Such approaches and the ability to provide medicine in accurate doses and strengths is necessary before most doctors will be comfortable prescribing medication derived from botanicals such as cannabis, Himmel said.

All that should lead to more collaboration.

“I believe there will be more ties between Canadian and Israeli companies,” Himmel said. “Canada has the capital markets to fund such developments and Israel is doing the research, which costs a lot of money, so we’ll see more investments.”

Those links will likely be magnified as more and more Canadian investors see the potential for expanding medical marijuana into the broader recreational sphere, he added.

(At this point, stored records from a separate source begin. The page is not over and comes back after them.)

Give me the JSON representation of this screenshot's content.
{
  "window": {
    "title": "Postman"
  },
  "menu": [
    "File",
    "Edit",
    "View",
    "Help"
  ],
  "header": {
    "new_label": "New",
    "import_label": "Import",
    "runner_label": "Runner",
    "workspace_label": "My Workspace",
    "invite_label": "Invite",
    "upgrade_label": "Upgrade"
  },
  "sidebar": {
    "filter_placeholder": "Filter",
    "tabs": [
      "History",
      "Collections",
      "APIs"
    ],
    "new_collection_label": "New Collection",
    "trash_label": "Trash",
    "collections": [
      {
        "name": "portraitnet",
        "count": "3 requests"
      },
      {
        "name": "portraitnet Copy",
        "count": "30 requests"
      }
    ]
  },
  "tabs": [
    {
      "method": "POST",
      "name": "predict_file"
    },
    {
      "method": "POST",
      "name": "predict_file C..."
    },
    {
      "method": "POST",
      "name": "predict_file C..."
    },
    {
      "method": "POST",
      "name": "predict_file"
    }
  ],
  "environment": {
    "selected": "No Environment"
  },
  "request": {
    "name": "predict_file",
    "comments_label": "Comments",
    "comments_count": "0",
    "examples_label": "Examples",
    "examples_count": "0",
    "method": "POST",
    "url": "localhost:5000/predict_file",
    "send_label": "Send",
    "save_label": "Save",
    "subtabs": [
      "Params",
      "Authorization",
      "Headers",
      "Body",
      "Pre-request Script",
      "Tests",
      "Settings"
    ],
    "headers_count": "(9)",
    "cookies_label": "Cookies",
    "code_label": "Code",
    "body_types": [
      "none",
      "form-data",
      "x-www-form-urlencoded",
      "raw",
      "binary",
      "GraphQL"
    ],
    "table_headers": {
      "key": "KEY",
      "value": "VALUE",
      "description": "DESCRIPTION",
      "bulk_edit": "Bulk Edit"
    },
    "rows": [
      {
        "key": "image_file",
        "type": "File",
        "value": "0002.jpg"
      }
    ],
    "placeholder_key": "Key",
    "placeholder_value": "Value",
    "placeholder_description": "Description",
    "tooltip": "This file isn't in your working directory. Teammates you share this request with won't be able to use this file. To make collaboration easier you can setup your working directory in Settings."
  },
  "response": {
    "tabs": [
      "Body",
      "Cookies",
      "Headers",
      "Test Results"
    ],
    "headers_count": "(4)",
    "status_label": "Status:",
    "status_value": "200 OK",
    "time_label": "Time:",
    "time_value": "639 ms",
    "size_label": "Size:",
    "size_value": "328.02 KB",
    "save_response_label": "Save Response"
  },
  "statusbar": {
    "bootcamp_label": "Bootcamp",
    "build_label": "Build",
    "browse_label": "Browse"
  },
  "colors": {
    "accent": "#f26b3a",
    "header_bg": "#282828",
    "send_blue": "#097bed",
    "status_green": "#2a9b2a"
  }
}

Over at MedReleaf, ties between Canada and Israel are well established. The privately held company has more than a dozen products in its lineup, with more than one-third based on “Israeli genetics” whose seeds originated in Israel, said CEO Neil Closner.

Some even bear their Israeli names, which in turn were based on their original patients. Eran Almog is one. Avi Dekel is another strain, which provides anti-inflammatory benefits without side effects associated with marijuana, like getting high.

Closner said one of the challenges for companies like his is convincing doctors that marijuana is a legitimate treatment option. More and more physicians are choosing it, and for some, the fact the meds originate in Israel adds a layer of credibility. “Israelis are known as innovators and thought-leaders, so doctors are amenable to accepting that it’s a good innovation,” Closner said.

Like other new medical marijuana producers, MedReleaf “started at zero,” Closner said. Today, he reckons it’s Canada’s largest company in the sector, based on revenue.

Growth prospects are apparent. In addition to the company’s 55,000-square- foot headquarters, of which 30,000 square feet are reserved for plants, a 210,000-square-foot plant-growing facility is currently under construction.

Closner credits MedReleafs’ ties with Tikun Olam for helping spur growth, which he said is running at 10 per cent per month.

International expansion is on Closner’s radar.

“Canada has the opportunity to become the leader of medical research into medical marijuana,” he said.

With its know-how and financial resources, the potential is sky-high.

“If we do it properly, we have the opportunity to be global leaders,” Closner said.